• ASSIGNMENT
Among the lines below, which ones contain the word "icon"? Copy every such line.

• EXTRACTED ENTRIES
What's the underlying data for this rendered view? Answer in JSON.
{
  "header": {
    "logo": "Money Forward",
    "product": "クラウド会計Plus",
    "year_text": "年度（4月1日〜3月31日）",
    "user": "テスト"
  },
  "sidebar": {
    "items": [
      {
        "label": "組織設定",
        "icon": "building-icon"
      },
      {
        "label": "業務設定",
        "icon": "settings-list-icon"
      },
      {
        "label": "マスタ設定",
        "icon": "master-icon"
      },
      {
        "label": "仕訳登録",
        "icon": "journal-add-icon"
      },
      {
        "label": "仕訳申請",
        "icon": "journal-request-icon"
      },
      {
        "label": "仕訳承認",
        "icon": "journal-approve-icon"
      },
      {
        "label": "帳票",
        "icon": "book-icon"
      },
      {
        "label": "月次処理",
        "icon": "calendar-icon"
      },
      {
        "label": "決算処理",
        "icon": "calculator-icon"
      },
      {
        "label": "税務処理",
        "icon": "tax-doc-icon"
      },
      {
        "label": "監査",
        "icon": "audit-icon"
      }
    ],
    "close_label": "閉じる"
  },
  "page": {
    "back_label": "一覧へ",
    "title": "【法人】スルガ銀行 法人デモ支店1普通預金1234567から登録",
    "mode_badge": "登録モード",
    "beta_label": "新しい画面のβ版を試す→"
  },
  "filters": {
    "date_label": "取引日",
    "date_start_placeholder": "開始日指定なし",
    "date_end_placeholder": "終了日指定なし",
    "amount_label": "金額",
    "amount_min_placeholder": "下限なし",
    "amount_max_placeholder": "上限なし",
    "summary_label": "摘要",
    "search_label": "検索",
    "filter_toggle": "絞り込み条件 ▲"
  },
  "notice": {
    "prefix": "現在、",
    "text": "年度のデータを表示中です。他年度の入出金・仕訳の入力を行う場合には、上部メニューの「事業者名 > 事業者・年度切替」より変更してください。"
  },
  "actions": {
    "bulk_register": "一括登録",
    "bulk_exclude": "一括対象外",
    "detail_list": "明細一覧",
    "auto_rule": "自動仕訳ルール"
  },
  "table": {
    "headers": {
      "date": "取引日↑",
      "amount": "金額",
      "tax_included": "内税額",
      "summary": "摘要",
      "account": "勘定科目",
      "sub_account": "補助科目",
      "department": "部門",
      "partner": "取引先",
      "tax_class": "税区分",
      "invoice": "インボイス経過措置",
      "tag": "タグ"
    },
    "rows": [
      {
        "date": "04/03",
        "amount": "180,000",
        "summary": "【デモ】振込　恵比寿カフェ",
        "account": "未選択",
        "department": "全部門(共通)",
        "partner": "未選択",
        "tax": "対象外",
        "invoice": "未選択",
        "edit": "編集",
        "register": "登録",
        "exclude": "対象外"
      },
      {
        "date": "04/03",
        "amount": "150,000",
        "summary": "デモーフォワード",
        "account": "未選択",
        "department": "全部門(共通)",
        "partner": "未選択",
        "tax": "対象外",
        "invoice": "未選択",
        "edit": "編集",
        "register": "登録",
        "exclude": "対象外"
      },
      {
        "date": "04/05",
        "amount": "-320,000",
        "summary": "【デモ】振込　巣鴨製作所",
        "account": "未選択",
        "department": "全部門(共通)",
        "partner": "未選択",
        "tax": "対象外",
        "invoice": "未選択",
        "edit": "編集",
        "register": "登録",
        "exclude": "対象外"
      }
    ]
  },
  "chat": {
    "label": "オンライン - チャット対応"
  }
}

• REPLY TO THE EXERCISE
        "icon": "building-icon"
        "icon": "settings-list-icon"
        "icon": "master-icon"
        "icon": "journal-add-icon"
        "icon": "journal-request-icon"
        "icon": "journal-approve-icon"
        "icon": "book-icon"
        "icon": "calendar-icon"
        "icon": "calculator-icon"
        "icon": "tax-doc-icon"
        "icon": "audit-icon"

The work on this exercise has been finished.